WHAT YOU ARE ASKED TO DO:
In the listing below, count the lines with "dashboard" and report only the figure.

TASK MATERIAL:
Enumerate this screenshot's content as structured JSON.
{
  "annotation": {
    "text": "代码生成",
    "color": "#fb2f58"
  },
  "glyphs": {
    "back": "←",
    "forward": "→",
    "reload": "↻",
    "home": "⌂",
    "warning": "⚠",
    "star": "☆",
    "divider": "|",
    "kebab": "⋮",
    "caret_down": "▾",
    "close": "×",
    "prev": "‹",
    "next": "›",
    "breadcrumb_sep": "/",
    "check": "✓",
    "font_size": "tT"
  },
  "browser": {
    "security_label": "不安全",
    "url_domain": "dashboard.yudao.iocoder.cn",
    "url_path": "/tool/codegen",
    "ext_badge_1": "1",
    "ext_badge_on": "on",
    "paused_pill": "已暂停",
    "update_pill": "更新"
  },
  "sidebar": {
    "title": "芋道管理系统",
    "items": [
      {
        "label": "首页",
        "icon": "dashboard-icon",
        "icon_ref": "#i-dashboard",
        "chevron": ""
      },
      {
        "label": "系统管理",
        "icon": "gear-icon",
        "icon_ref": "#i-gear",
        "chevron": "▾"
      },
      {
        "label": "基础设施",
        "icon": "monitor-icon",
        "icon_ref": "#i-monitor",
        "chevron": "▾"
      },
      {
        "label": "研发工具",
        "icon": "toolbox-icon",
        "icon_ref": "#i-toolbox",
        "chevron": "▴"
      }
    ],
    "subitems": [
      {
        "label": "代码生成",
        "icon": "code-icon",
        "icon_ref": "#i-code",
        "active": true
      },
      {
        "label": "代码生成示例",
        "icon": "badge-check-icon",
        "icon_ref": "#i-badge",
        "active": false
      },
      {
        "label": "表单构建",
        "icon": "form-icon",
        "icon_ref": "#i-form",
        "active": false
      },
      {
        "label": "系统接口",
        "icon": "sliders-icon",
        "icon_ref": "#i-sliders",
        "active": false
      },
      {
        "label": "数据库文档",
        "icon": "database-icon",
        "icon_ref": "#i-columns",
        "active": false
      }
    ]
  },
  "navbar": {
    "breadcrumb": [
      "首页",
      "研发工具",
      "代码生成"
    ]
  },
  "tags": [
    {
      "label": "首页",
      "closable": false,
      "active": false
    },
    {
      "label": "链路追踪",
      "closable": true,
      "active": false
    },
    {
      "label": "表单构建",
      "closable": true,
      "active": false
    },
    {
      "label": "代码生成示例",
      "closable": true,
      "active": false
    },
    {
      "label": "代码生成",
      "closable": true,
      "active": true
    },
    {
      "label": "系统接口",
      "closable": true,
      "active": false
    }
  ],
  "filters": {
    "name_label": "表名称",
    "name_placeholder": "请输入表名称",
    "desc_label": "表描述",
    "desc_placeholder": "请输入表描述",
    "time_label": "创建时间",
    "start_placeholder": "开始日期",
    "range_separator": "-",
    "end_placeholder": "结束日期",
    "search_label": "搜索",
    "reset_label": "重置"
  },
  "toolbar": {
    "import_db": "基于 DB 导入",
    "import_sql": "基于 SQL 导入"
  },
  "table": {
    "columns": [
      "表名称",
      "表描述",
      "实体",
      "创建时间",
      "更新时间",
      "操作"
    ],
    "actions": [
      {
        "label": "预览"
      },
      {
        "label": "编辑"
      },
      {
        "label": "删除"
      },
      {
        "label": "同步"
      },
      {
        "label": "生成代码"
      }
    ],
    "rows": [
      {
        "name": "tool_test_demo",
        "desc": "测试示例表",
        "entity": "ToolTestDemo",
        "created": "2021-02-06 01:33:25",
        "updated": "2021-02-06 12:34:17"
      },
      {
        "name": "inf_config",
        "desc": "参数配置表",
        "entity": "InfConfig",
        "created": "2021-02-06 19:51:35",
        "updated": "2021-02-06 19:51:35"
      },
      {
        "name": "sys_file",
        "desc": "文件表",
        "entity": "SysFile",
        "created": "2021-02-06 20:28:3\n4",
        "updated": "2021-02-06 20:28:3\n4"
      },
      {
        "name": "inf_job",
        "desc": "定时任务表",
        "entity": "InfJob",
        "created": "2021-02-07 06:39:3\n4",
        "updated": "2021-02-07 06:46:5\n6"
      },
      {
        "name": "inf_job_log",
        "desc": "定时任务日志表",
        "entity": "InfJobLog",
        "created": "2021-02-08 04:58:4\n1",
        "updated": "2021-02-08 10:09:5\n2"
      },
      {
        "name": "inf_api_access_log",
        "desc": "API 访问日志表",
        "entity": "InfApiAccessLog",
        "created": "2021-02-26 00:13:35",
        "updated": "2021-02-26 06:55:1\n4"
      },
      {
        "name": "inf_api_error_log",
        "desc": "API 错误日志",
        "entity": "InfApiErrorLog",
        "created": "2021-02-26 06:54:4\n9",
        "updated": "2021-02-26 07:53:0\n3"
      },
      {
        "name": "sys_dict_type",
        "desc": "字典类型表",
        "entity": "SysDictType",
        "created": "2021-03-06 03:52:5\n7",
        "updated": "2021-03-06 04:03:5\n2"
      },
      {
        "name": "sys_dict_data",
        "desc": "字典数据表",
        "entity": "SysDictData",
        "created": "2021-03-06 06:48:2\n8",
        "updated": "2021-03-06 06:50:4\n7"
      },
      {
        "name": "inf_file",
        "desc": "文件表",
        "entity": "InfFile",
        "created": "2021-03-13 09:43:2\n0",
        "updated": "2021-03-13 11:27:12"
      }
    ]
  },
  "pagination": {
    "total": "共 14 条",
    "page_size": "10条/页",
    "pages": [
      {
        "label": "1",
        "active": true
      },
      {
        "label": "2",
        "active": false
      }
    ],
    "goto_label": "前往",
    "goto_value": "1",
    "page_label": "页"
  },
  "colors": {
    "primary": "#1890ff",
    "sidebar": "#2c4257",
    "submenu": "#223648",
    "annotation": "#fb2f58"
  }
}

WRITTEN RESPONSE:
3